===== Input records =====

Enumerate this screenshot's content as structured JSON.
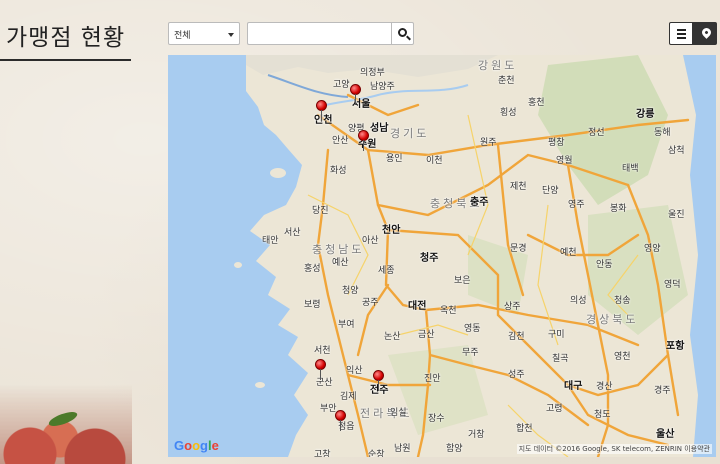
{
  "page": {
    "title": "가맹점 현황"
  },
  "filter": {
    "selected": "전체"
  },
  "search": {
    "placeholder": "",
    "value": ""
  },
  "view_toggle": {
    "list_icon": "list-icon",
    "map_icon": "map-marker-icon",
    "active": "map"
  },
  "map": {
    "region_labels": [
      "강원도",
      "경기도",
      "충청북도",
      "충청남도",
      "경상북도",
      "전라북도"
    ],
    "city_labels": [
      "의정부",
      "고양",
      "남양주",
      "서울",
      "인천",
      "양평",
      "성남",
      "안산",
      "수원",
      "용인",
      "화성",
      "이천",
      "원주",
      "춘천",
      "홍천",
      "평창",
      "횡성",
      "정선",
      "강릉",
      "삼척",
      "동해",
      "태백",
      "영월",
      "제천",
      "충주",
      "단양",
      "영주",
      "봉화",
      "울진",
      "영양",
      "안동",
      "예천",
      "문경",
      "상주",
      "의성",
      "청송",
      "영덕",
      "천안",
      "아산",
      "당진",
      "서산",
      "태안",
      "홍성",
      "예산",
      "세종",
      "청주",
      "보은",
      "옥천",
      "대전",
      "공주",
      "논산",
      "부여",
      "서천",
      "군산",
      "익산",
      "전주",
      "김제",
      "정읍",
      "부안",
      "고창",
      "진안",
      "무주",
      "장수",
      "금산",
      "영동",
      "김천",
      "구미",
      "칠곡",
      "성주",
      "대구",
      "경산",
      "영천",
      "포항",
      "경주",
      "울산",
      "청도",
      "고령",
      "합천",
      "거창",
      "함양",
      "남원",
      "순창",
      "임실",
      "보령",
      "청양"
    ],
    "attribution": "지도 데이터 ©2016 Google, SK telecom, ZENRIN   이용약관",
    "logo_text": "Google",
    "markers": [
      "incheon",
      "seoul",
      "suwon",
      "gunsan",
      "jeonju",
      "jeongeup"
    ]
  }
}
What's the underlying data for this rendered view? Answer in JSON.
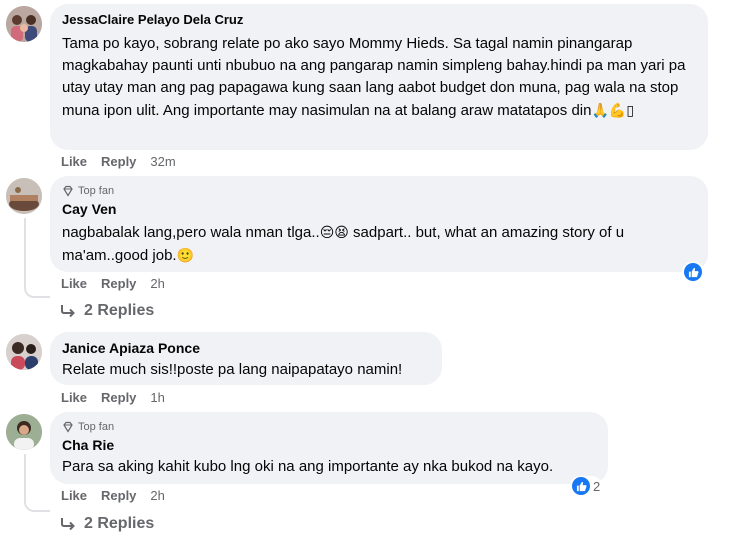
{
  "comments": [
    {
      "author": "JessaClaire Pelayo Dela Cruz",
      "text": "Tama po kayo, sobrang relate po ako sayo Mommy Hieds. Sa tagal namin pinangarap magkabahay paunti unti nbubuo na ang pangarap namin simpleng bahay.hindi pa man yari pa utay utay man ang pag papagawa kung saan lang aabot budget don muna, pag wala na stop muna ipon ulit. Ang importante may nasimulan na at balang araw matatapos din",
      "emojis": "🙏💪▯",
      "like": "Like",
      "reply": "Reply",
      "time": "32m"
    },
    {
      "badge": "Top fan",
      "author": "Cay Ven",
      "text_part1": "nagbabalak lang,pero wala nman tlga..",
      "emojis_1": "😔😫",
      "text_part2": " sadpart.. but, what an amazing story of u ma'am..good job.",
      "emojis_2": "🙂",
      "like": "Like",
      "reply": "Reply",
      "time": "2h",
      "replies": "2 Replies"
    },
    {
      "author": "Janice Apiaza Ponce",
      "text": "Relate much sis!!poste pa lang naipapatayo namin!",
      "like": "Like",
      "reply": "Reply",
      "time": "1h"
    },
    {
      "badge": "Top fan",
      "author": "Cha Rie",
      "text": "Para sa aking kahit kubo lng oki na ang importante ay nka bukod na kayo.",
      "like": "Like",
      "reply": "Reply",
      "time": "2h",
      "reaction_count": "2",
      "replies": "2 Replies"
    }
  ],
  "colors": {
    "bubble": "#f0f2f5",
    "meta": "#65676b",
    "like_blue": "#1877f2"
  }
}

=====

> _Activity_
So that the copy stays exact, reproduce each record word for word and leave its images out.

> _Solution to this task_
Enumerate this screenshot's content as structured JSON.
{
  "page": {
    "title": "가맹점 현황"
  },
  "filter": {
    "selected": "전체"
  },
  "search": {
    "placeholder": "",
    "value": ""
  },
  "view_toggle": {
    "list_icon": "list-icon",
    "map_icon": "map-marker-icon",
    "active": "map"
  },
  "map": {
    "region_labels": [
      "강원도",
      "경기도",
      "충청북도",
      "충청남도",
      "경상북도",
      "전라북도"
    ],
    "city_labels": [
      "의정부",
      "고양",
      "남양주",
      "서울",
      "인천",
      "양평",
      "성남",
      "안산",
      "수원",
      "용인",
      "화성",
      "이천",
      "원주",
      "춘천",
      "홍천",
      "평창",
      "횡성",
      "정선",
      "강릉",
      "삼척",
      "동해",
      "태백",
      "영월",
      "제천",
      "충주",
      "단양",
      "영주",
      "봉화",
      "울진",
      "영양",
      "안동",
      "예천",
      "문경",
      "상주",
      "의성",
      "청송",
      "영덕",
      "천안",
      "아산",
      "당진",
      "서산",
      "태안",
      "홍성",
      "예산",
      "세종",
      "청주",
      "보은",
      "옥천",
      "대전",
      "공주",
      "논산",
      "부여",
      "서천",
      "군산",
      "익산",
      "전주",
      "김제",
      "정읍",
      "부안",
      "고창",
      "진안",
      "무주",
      "장수",
      "금산",
      "영동",
      "김천",
      "구미",
      "칠곡",
      "성주",
      "대구",
      "경산",
      "영천",
      "포항",
      "경주",
      "울산",
      "청도",
      "고령",
      "합천",
      "거창",
      "함양",
      "남원",
      "순창",
      "임실",
      "보령",
      "청양"
    ],
    "attribution": "지도 데이터 ©2016 Google, SK telecom, ZENRIN   이용약관",
    "logo_text": "Google",
    "markers": [
      "incheon",
      "seoul",
      "suwon",
      "gunsan",
      "jeonju",
      "jeongeup"
    ]
  }
}
What's the underlying data for this rendered view? Answer in JSON.
{
  "comments": [
    {
      "author": "JessaClaire Pelayo Dela Cruz",
      "text": "Tama po kayo, sobrang relate po ako sayo Mommy Hieds. Sa tagal namin pinangarap magkabahay paunti unti nbubuo na ang pangarap namin simpleng bahay.hindi pa man yari pa utay utay man ang pag papagawa kung saan lang aabot budget don muna, pag wala na stop muna ipon ulit. Ang importante may nasimulan na at balang araw matatapos din",
      "emojis": "🙏💪▯",
      "like": "Like",
      "reply": "Reply",
      "time": "32m"
    },
    {
      "badge": "Top fan",
      "author": "Cay Ven",
      "text_part1": "nagbabalak lang,pero wala nman tlga..",
      "emojis_1": "😔😫",
      "text_part2": " sadpart.. but, what an amazing story of u ma'am..good job.",
      "emojis_2": "🙂",
      "like": "Like",
      "reply": "Reply",
      "time": "2h",
      "replies": "2 Replies"
    },
    {
      "author": "Janice Apiaza Ponce",
      "text": "Relate much sis!!poste pa lang naipapatayo namin!",
      "like": "Like",
      "reply": "Reply",
      "time": "1h"
    },
    {
      "badge": "Top fan",
      "author": "Cha Rie",
      "text": "Para sa aking kahit kubo lng oki na ang importante ay nka bukod na kayo.",
      "like": "Like",
      "reply": "Reply",
      "time": "2h",
      "reaction_count": "2",
      "replies": "2 Replies"
    }
  ],
  "colors": {
    "bubble": "#f0f2f5",
    "meta": "#65676b",
    "like_blue": "#1877f2"
  }
}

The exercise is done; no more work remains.